The park’s most difficult part is a snowy mountain pass through a Himalayan-like valley where you kick hard into the snow on the upclimb, creating an icy ladder with which ascend. My father had to stop often, rest, and still the peak did not show itself. The fact he could not sprint up the ridge seemed to frustrate him, not that he is an inexperienced hiker, but because he was annoyed his body could not and would not do what it so easily did as a youth. Of course, he and I summitted to an incredible glacier view that spread to the horizon and the rest is history, but we both learned a lesson. His lesson is probably somewhere in his thick journal and I’m guessing it has to do with accepting his current life stage; mine continues to be the same theme of enjoying everything youth has to offer while I can. My knee seems a bit arthritic lately but I’m hoping its just a lazy pain, that the bike and physical activity with bring it back to normal.
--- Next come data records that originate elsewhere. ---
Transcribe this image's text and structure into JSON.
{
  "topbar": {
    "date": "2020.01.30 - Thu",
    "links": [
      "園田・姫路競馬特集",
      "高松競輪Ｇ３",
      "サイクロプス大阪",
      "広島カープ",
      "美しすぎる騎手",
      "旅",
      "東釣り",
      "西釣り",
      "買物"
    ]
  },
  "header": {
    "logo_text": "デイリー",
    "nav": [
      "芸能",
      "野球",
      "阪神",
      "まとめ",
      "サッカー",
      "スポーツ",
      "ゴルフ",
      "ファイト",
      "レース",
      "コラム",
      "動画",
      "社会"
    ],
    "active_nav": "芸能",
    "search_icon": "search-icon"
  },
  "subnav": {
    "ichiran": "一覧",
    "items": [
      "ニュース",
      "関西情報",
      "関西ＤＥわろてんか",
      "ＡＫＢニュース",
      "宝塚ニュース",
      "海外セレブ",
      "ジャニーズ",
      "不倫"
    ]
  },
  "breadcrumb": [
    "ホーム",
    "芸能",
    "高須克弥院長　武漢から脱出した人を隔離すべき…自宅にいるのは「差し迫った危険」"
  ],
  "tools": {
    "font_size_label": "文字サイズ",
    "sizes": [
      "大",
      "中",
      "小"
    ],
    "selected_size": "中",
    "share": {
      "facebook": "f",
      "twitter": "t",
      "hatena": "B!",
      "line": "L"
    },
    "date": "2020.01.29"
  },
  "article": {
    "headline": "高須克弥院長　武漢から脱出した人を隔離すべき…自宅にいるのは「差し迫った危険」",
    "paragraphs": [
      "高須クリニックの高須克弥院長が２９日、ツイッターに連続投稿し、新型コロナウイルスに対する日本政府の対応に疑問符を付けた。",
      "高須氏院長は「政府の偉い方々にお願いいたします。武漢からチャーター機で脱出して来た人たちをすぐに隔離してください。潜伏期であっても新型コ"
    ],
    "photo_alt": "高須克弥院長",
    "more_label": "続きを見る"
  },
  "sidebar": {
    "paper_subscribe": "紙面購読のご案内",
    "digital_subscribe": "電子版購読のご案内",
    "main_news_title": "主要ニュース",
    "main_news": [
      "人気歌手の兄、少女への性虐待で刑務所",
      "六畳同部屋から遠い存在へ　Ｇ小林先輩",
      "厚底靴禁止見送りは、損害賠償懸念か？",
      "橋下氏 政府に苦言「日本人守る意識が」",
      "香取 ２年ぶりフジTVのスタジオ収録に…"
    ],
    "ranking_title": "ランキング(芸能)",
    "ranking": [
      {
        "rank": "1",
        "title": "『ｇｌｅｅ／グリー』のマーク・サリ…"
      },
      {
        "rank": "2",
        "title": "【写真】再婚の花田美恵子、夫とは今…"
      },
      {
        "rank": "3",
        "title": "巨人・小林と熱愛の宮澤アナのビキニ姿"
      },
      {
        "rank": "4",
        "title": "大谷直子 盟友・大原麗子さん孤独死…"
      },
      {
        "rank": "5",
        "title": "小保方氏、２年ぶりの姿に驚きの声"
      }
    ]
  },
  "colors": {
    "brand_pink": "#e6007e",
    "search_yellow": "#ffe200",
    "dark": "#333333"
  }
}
My mother’s arrival to Chile brought with it an entirely different kind of travel. We mountain men had to become civilized again, showering, napkins, the whole bit. The mountain lodge I reserved south of Santiago was especially memorable. Both my mom and dad said it was one of the most soothing, unique places they’ve stayed, third to a hotel room overlooking Iguazu Falls and a B&B with a bedroom ocean view in Panama—a former vacation spot I organized for them…I’ve been better about calling my parents since they left and their voices glow through the receiver every time. My conscious effort to let my parents know how much I love them on this trip has been more powerful for all of us than I could have imagined.
Tomorrow I’m hitchhiking with another American I met back north to Peru. I barely know the guy but I’m a good enough judge of character to know from the few beers we shared at a party that he’ll be fine company and an interesting conversationalist. He’s another happy misguided soul in South America traveling for the fun of it. We’ll take a public bus to Santiago’s farthest northern suburbs, maybe even a taxi from there to avoid poor and potentially dangerous neighborhoods, then hold up a sign and wait. There are several beaches and small desert towns famous for unearthly rock formations and star views we’d like to visit, but we both agreed we’ll just let the destinations unfold with the people who give us rides. It’s a narrow country and the sites are never far from the highway. After the Texas/North Carolina race through the back road veins of the U.S., catching a ride north on the only highway should be simple. We may be a bit vulnerable when we cross into the great Atacama desert, the driest expanse of land in the world, and the rides could be few and far between, but the stars will be mind-blowing if we need to roadside camp. Yes, we’ll bring plenty of water….
…It’s late here and I want to spend time with my friends before leaving tomorrow, so this mail is coming to close even though there is so much more to say….